§ Task statement
What you produce should be every line from the data that includes "Delivered".

BEGIN Record excerpts

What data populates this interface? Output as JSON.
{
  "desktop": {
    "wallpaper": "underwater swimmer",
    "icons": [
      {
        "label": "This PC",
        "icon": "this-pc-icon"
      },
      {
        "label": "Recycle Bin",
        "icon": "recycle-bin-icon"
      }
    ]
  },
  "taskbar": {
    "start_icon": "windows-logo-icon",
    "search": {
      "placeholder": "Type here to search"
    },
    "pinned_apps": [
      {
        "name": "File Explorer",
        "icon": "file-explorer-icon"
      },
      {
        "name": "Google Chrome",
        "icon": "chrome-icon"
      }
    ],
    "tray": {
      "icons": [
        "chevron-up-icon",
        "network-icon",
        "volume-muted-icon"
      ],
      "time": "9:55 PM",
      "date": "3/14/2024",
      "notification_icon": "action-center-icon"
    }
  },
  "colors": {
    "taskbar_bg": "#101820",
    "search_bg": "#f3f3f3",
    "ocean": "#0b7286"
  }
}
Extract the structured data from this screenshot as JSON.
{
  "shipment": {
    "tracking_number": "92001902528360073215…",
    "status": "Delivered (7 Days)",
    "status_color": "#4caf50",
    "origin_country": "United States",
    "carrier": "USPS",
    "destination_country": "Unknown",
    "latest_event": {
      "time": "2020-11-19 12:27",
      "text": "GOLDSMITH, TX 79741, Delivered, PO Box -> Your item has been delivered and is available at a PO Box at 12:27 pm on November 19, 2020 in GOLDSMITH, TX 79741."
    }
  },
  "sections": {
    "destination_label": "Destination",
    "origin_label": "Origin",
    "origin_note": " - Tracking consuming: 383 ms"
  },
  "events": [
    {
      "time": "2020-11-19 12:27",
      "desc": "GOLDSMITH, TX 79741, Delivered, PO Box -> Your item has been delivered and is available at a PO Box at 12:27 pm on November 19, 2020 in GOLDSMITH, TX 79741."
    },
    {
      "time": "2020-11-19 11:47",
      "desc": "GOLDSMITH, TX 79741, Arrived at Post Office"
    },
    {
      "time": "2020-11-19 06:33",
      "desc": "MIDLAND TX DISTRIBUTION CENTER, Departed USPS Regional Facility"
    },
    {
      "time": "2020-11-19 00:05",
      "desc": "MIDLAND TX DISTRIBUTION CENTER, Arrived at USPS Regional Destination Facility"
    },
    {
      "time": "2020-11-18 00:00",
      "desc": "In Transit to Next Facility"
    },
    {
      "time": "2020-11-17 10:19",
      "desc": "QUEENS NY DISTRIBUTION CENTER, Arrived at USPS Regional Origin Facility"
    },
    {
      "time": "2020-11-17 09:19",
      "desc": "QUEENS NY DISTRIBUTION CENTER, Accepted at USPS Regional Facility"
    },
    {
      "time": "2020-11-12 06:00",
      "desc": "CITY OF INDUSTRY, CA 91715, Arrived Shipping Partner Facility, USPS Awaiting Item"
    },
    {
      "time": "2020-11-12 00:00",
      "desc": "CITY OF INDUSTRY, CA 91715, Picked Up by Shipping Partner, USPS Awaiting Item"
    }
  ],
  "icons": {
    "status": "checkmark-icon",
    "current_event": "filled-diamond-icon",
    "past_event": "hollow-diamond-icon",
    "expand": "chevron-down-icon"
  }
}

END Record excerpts

§ Task answer
    "status": "Delivered (7 Days)",
      "text": "GOLDSMITH, TX 79741, Delivered, PO Box -> Your item has been delivered and is available at a PO Box at 12:27 pm on November 19, 2020 in GOLDSMITH, TX 79741."
      "desc": "GOLDSMITH, TX 79741, Delivered, PO Box -> Your item has been delivered and is available at a PO Box at 12:27 pm on November 19, 2020 in GOLDSMITH, TX 79741."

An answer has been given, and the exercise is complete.